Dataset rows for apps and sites
=====

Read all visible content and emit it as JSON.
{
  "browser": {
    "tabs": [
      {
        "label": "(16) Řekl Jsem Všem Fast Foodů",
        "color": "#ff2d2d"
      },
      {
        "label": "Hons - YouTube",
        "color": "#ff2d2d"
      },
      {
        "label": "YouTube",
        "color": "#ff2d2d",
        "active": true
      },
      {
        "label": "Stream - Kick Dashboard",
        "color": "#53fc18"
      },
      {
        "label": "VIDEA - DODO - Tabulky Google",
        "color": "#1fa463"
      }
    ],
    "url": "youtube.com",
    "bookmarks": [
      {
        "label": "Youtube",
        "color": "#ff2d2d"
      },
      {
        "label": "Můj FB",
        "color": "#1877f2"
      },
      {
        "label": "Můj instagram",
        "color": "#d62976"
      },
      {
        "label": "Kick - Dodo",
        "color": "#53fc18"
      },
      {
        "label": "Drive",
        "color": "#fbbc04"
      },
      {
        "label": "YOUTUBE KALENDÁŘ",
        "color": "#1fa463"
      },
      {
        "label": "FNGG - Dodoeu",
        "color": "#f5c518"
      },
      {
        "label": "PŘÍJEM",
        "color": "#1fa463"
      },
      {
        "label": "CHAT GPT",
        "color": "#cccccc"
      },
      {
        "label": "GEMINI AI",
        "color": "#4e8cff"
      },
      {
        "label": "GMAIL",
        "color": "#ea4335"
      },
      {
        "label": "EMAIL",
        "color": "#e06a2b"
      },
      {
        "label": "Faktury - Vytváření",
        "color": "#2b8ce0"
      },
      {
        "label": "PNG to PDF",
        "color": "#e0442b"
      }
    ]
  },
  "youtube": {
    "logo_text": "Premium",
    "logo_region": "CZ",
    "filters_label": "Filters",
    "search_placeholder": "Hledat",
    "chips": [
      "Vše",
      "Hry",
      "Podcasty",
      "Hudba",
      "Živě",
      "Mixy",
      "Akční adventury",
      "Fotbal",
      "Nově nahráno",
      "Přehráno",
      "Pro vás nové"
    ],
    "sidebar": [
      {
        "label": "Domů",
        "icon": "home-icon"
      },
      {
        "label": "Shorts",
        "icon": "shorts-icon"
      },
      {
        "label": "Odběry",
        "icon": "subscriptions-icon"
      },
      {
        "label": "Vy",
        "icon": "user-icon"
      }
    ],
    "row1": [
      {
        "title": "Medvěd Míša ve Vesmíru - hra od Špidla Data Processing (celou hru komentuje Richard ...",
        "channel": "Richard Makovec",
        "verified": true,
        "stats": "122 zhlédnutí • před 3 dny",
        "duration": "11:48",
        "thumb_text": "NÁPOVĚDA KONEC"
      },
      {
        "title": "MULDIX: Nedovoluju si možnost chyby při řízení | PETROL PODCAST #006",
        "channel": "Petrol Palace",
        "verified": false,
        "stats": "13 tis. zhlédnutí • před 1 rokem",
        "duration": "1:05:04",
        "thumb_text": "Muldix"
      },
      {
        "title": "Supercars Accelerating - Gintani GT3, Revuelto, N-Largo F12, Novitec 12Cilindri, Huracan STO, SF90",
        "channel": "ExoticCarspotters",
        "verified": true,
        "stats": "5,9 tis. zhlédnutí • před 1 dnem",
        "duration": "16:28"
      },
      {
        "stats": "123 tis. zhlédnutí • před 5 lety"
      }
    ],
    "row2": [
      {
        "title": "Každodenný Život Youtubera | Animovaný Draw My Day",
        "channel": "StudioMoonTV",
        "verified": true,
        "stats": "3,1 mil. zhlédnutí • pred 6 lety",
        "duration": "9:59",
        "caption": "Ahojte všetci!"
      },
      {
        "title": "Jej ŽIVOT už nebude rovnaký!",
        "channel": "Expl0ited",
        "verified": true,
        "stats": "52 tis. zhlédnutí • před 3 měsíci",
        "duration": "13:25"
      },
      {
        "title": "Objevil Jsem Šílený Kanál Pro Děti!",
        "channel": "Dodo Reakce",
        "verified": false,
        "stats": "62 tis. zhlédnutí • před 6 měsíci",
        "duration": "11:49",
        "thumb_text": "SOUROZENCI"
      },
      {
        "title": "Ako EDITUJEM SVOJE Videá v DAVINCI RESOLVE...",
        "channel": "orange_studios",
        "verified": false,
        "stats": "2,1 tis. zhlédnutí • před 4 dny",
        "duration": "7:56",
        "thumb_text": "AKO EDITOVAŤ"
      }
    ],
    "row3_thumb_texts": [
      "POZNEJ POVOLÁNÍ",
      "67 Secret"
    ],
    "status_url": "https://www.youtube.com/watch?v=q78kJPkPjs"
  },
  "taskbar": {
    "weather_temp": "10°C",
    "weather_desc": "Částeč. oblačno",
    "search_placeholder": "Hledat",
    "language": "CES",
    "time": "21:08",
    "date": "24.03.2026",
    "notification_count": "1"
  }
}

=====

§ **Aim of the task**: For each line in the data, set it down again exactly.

§ **Task answer**:
Read all visible content and emit it as JSON.
{
  "browser": {
    "tabs": [
      {
        "label": "(16) Řekl Jsem Všem Fast Foodů",
        "color": "#ff2d2d"
      },
      {
        "label": "Hons - YouTube",
        "color": "#ff2d2d"
      },
      {
        "label": "YouTube",
        "color": "#ff2d2d",
        "active": true
      },
      {
        "label": "Stream - Kick Dashboard",
        "color": "#53fc18"
      },
      {
        "label": "VIDEA - DODO - Tabulky Google",
        "color": "#1fa463"
      }
    ],
    "url": "youtube.com",
    "bookmarks": [
      {
        "label": "Youtube",
        "color": "#ff2d2d"
      },
      {
        "label": "Můj FB",
        "color": "#1877f2"
      },
      {
        "label": "Můj instagram",
        "color": "#d62976"
      },
      {
        "label": "Kick - Dodo",
        "color": "#53fc18"
      },
      {
        "label": "Drive",
        "color": "#fbbc04"
      },
      {
        "label": "YOUTUBE KALENDÁŘ",
        "color": "#1fa463"
      },
      {
        "label": "FNGG - Dodoeu",
        "color": "#f5c518"
      },
      {
        "label": "PŘÍJEM",
        "color": "#1fa463"
      },
      {
        "label": "CHAT GPT",
        "color": "#cccccc"
      },
      {
        "label": "GEMINI AI",
        "color": "#4e8cff"
      },
      {
        "label": "GMAIL",
        "color": "#ea4335"
      },
      {
        "label": "EMAIL",
        "color": "#e06a2b"
      },
      {
        "label": "Faktury - Vytváření",
        "color": "#2b8ce0"
      },
      {
        "label": "PNG to PDF",
        "color": "#e0442b"
      }
    ]
  },
  "youtube": {
    "logo_text": "Premium",
    "logo_region": "CZ",
    "filters_label": "Filters",
    "search_placeholder": "Hledat",
    "chips": [
      "Vše",
      "Hry",
      "Podcasty",
      "Hudba",
      "Živě",
      "Mixy",
      "Akční adventury",
      "Fotbal",
      "Nově nahráno",
      "Přehráno",
      "Pro vás nové"
    ],
    "sidebar": [
      {
        "label": "Domů",
        "icon": "home-icon"
      },
      {
        "label": "Shorts",
        "icon": "shorts-icon"
      },
      {
        "label": "Odběry",
        "icon": "subscriptions-icon"
      },
      {
        "label": "Vy",
        "icon": "user-icon"
      }
    ],
    "row1": [
      {
        "title": "Medvěd Míša ve Vesmíru - hra od Špidla Data Processing (celou hru komentuje Richard ...",
        "channel": "Richard Makovec",
        "verified": true,
        "stats": "122 zhlédnutí • před 3 dny",
        "duration": "11:48",
        "thumb_text": "NÁPOVĚDA KONEC"
      },
      {
        "title": "MULDIX: Nedovoluju si možnost chyby při řízení | PETROL PODCAST #006",
        "channel": "Petrol Palace",
        "verified": false,
        "stats": "13 tis. zhlédnutí • před 1 rokem",
        "duration": "1:05:04",
        "thumb_text": "Muldix"
      },
      {
        "title": "Supercars Accelerating - Gintani GT3, Revuelto, N-Largo F12, Novitec 12Cilindri, Huracan STO, SF90",
        "channel": "ExoticCarspotters",
        "verified": true,
        "stats": "5,9 tis. zhlédnutí • před 1 dnem",
        "duration": "16:28"
      },
      {
        "stats": "123 tis. zhlédnutí • před 5 lety"
      }
    ],
    "row2": [
      {
        "title": "Každodenný Život Youtubera | Animovaný Draw My Day",
        "channel": "StudioMoonTV",
        "verified": true,
        "stats": "3,1 mil. zhlédnutí • pred 6 lety",
        "duration": "9:59",
        "caption": "Ahojte všetci!"
      },
      {
        "title": "Jej ŽIVOT už nebude rovnaký!",
        "channel": "Expl0ited",
        "verified": true,
        "stats": "52 tis. zhlédnutí • před 3 měsíci",
        "duration": "13:25"
      },
      {
        "title": "Objevil Jsem Šílený Kanál Pro Děti!",
        "channel": "Dodo Reakce",
        "verified": false,
        "stats": "62 tis. zhlédnutí • před 6 měsíci",
        "duration": "11:49",
        "thumb_text": "SOUROZENCI"
      },
      {
        "title": "Ako EDITUJEM SVOJE Videá v DAVINCI RESOLVE...",
        "channel": "orange_studios",
        "verified": false,
        "stats": "2,1 tis. zhlédnutí • před 4 dny",
        "duration": "7:56",
        "thumb_text": "AKO EDITOVAŤ"
      }
    ],
    "row3_thumb_texts": [
      "POZNEJ POVOLÁNÍ",
      "67 Secret"
    ],
    "status_url": "https://www.youtube.com/watch?v=q78kJPkPjs"
  },
  "taskbar": {
    "weather_temp": "10°C",
    "weather_desc": "Částeč. oblačno",
    "search_placeholder": "Hledat",
    "language": "CES",
    "time": "21:08",
    "date": "24.03.2026",
    "notification_count": "1"
  }
}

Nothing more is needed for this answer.